I’m not able to sing underwater
the way the sea stars do
next to empty champagne bottles,
but I hear their songs in the distance –
like sunsets through tinted windows –
that knock on the doors of my skull,
stopping sundrops with blue umbrellas.
If we can’t stay
within the birds and formations
and we try painting tulip petals before they bloom,
how could we ever echo
the ring of the train’s silent track,
coloring in the lines of a dirt-road tune?
Should the subtle chemicals laced
in common chord progressions
poison the trees to lose their branches,
eat the clouds up as cotton candy,
and pray that the briefcase without its latches
holds inside, the melodies of the many.
Because as traffic cones fall
and railway cars halt
and dissonant weeds are pulled from the ground,
we can feel the stop and go
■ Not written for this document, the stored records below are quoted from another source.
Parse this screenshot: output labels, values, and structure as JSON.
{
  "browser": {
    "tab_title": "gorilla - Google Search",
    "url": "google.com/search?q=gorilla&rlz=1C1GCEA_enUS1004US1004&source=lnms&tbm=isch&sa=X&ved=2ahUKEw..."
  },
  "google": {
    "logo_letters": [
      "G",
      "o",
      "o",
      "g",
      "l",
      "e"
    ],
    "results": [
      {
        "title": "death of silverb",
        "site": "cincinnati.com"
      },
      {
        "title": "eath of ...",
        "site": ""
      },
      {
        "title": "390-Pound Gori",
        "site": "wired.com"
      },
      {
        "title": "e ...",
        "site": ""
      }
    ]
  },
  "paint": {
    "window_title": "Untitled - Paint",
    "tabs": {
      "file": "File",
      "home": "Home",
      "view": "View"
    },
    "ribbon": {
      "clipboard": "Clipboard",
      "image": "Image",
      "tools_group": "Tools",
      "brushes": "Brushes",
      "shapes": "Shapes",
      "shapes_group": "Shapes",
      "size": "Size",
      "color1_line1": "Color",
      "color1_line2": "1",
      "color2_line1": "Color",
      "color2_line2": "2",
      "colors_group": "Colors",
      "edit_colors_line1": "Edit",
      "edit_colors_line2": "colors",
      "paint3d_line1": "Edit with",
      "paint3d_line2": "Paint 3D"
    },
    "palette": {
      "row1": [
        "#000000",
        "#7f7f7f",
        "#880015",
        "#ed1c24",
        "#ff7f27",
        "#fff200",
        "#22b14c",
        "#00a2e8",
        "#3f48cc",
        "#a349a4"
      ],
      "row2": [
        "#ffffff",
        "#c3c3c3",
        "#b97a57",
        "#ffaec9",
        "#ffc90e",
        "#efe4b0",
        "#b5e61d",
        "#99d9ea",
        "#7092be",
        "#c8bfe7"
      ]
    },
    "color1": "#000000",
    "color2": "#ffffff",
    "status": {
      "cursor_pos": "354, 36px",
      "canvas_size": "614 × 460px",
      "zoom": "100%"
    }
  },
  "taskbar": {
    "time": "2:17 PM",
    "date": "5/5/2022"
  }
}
of a self-mummified world
through every creature’s internal sound.